If you’re in the UK and looking to advertise on Twitter, this is a must-read for you.

A Paid Search First? Olympic Sponsor Visa Opts To Advertise Its Tumblr On Google, Bing and Yahoo [from Search Engine Land; written by Ginny Marvin]

“Visa also appears to be the only major Olympic sponsor to have made Tumblr its Olympic content hub. From its Tumblr account, Visa links to all of its other social channels and features video and other content assets that are distributed across the other networks, including Facebook where it has over 12 million fans.”

How to Tap Into the Purchasing Power of Millennials with Social Media [from Business 2 Community; written by Scott Scanlon]

“The driving force behind social commerce can be attributed to the Millennial generation’s penchant for social media. Numbering 76 million strong, Millennials, also known as Generation Y, are defined as the demographic cohort born between 1980 and 2000. Their size and combined purchasing power make Millennials a necessary market segment for the future success of most companies.”

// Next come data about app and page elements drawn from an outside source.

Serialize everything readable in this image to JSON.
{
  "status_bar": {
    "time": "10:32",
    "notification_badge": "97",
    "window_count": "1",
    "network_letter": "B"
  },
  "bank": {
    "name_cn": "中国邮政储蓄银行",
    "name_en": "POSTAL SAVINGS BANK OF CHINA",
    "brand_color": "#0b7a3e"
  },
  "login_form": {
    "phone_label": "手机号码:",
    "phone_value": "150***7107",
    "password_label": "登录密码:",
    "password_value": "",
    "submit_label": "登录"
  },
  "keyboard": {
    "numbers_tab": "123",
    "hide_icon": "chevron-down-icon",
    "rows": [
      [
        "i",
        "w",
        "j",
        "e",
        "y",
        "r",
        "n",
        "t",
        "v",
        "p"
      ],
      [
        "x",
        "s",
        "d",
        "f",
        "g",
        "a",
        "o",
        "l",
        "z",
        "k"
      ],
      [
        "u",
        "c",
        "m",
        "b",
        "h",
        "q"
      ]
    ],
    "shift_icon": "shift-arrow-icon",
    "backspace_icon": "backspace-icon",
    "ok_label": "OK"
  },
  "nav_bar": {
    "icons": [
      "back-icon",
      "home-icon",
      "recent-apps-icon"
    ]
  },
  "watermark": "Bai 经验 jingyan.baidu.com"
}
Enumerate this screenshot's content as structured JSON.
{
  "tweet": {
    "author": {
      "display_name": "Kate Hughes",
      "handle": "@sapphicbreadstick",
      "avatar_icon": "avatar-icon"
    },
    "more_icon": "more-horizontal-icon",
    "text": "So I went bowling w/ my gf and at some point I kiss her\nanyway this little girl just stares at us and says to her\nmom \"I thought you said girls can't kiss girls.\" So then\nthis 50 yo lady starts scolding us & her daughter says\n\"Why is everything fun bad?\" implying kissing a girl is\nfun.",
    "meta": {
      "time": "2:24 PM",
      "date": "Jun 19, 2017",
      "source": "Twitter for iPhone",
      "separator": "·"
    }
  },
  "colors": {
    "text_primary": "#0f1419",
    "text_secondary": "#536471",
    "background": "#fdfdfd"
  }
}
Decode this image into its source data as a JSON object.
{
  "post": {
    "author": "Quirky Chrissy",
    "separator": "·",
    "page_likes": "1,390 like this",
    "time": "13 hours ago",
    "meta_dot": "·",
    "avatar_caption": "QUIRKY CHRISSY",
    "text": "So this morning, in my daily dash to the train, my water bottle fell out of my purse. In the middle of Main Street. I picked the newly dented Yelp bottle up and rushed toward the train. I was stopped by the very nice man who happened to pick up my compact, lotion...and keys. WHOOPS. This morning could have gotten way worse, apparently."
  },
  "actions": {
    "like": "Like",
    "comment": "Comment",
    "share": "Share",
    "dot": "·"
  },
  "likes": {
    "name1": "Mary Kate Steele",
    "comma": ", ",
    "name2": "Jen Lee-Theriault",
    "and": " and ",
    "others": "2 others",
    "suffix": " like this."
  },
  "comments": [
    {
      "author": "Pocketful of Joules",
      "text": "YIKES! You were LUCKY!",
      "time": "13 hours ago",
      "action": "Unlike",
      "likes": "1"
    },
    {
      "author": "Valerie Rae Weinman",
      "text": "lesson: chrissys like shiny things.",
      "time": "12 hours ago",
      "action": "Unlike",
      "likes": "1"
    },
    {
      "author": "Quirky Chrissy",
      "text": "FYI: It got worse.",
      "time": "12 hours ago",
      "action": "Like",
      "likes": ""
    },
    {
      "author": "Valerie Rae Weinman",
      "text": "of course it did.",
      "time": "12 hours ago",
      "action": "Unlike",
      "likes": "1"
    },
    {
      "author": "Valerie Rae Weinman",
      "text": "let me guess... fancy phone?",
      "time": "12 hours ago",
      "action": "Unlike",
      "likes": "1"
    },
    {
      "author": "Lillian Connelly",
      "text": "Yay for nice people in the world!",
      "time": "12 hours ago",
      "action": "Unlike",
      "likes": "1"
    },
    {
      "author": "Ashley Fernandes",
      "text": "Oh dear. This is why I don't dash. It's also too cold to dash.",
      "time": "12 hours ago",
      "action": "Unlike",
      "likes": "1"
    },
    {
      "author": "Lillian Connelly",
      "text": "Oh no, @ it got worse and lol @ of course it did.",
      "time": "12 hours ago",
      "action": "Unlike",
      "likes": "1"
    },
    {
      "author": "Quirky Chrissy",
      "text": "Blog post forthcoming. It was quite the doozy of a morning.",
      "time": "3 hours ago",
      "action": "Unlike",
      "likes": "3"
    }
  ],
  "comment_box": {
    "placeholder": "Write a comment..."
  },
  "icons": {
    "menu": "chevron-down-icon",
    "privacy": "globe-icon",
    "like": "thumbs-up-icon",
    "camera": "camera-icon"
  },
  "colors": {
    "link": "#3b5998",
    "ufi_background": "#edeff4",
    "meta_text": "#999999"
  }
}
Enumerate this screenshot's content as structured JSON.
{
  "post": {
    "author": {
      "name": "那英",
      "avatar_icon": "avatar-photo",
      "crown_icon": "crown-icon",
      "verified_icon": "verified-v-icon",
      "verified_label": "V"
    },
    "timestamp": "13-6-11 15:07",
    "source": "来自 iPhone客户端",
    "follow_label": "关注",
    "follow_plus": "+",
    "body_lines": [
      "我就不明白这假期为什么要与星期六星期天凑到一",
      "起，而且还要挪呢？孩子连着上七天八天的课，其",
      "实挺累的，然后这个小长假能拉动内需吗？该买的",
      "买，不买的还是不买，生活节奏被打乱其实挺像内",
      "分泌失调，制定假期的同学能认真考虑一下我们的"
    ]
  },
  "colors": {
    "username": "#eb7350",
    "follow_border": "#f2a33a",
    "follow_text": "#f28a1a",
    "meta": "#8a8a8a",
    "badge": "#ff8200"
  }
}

For what reasons do Millennials follow a brand’s social accounts?

Study: Social Media Driving Hyper-Growth for SMBs [from Social Times; written by Kimberlee Morrison]

“According to the study, one in six SMBs on the grow are in what was referred to as hyper-growth mode. Indeed, companies experiencing hyper growth report a 73 percent increase in social media spend, indicating that social media is an effective tool for branding, generating word-of-mouth, content marketing and lead generation.”

Three Technology Revolutions [from Pew Internet]

“Three major technology revolutions have occurred during the period the Pew Research Center has been studying digital technology – and yet more are on the horizon.”

Get the stats on Broadband, Mobile, and Social from Pew.

Written by Sarah

February 14th, 2014 at 8:57 am